### [Extracted material]
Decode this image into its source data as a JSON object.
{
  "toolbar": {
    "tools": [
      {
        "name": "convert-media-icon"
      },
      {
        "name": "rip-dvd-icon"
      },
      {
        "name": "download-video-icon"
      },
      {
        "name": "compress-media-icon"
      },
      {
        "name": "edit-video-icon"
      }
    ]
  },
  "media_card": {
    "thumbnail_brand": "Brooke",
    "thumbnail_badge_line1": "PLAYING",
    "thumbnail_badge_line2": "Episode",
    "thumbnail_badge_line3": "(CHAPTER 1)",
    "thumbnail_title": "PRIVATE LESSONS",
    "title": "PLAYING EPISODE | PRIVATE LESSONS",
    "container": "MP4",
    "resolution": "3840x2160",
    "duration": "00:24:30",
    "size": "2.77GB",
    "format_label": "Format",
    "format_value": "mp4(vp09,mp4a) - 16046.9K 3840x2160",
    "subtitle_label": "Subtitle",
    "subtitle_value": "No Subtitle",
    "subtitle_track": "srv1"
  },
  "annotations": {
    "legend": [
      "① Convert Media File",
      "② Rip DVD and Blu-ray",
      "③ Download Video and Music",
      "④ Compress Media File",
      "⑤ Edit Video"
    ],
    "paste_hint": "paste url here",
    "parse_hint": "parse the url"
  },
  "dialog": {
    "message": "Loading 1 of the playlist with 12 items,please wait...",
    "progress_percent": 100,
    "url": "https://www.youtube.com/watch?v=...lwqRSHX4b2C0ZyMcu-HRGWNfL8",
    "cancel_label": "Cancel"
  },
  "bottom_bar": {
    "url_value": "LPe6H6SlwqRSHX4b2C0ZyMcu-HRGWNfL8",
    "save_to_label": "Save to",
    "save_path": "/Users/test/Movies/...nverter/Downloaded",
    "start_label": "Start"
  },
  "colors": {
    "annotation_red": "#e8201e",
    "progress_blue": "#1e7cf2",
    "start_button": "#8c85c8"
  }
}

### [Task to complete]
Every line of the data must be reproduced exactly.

### [Answer box]
Decode this image into its source data as a JSON object.
{
  "toolbar": {
    "tools": [
      {
        "name": "convert-media-icon"
      },
      {
        "name": "rip-dvd-icon"
      },
      {
        "name": "download-video-icon"
      },
      {
        "name": "compress-media-icon"
      },
      {
        "name": "edit-video-icon"
      }
    ]
  },
  "media_card": {
    "thumbnail_brand": "Brooke",
    "thumbnail_badge_line1": "PLAYING",
    "thumbnail_badge_line2": "Episode",
    "thumbnail_badge_line3": "(CHAPTER 1)",
    "thumbnail_title": "PRIVATE LESSONS",
    "title": "PLAYING EPISODE | PRIVATE LESSONS",
    "container": "MP4",
    "resolution": "3840x2160",
    "duration": "00:24:30",
    "size": "2.77GB",
    "format_label": "Format",
    "format_value": "mp4(vp09,mp4a) - 16046.9K 3840x2160",
    "subtitle_label": "Subtitle",
    "subtitle_value": "No Subtitle",
    "subtitle_track": "srv1"
  },
  "annotations": {
    "legend": [
      "① Convert Media File",
      "② Rip DVD and Blu-ray",
      "③ Download Video and Music",
      "④ Compress Media File",
      "⑤ Edit Video"
    ],
    "paste_hint": "paste url here",
    "parse_hint": "parse the url"
  },
  "dialog": {
    "message": "Loading 1 of the playlist with 12 items,please wait...",
    "progress_percent": 100,
    "url": "https://www.youtube.com/watch?v=...lwqRSHX4b2C0ZyMcu-HRGWNfL8",
    "cancel_label": "Cancel"
  },
  "bottom_bar": {
    "url_value": "LPe6H6SlwqRSHX4b2C0ZyMcu-HRGWNfL8",
    "save_to_label": "Save to",
    "save_path": "/Users/test/Movies/...nverter/Downloaded",
    "start_label": "Start"
  },
  "colors": {
    "annotation_red": "#e8201e",
    "progress_blue": "#1e7cf2",
    "start_button": "#8c85c8"
  }
}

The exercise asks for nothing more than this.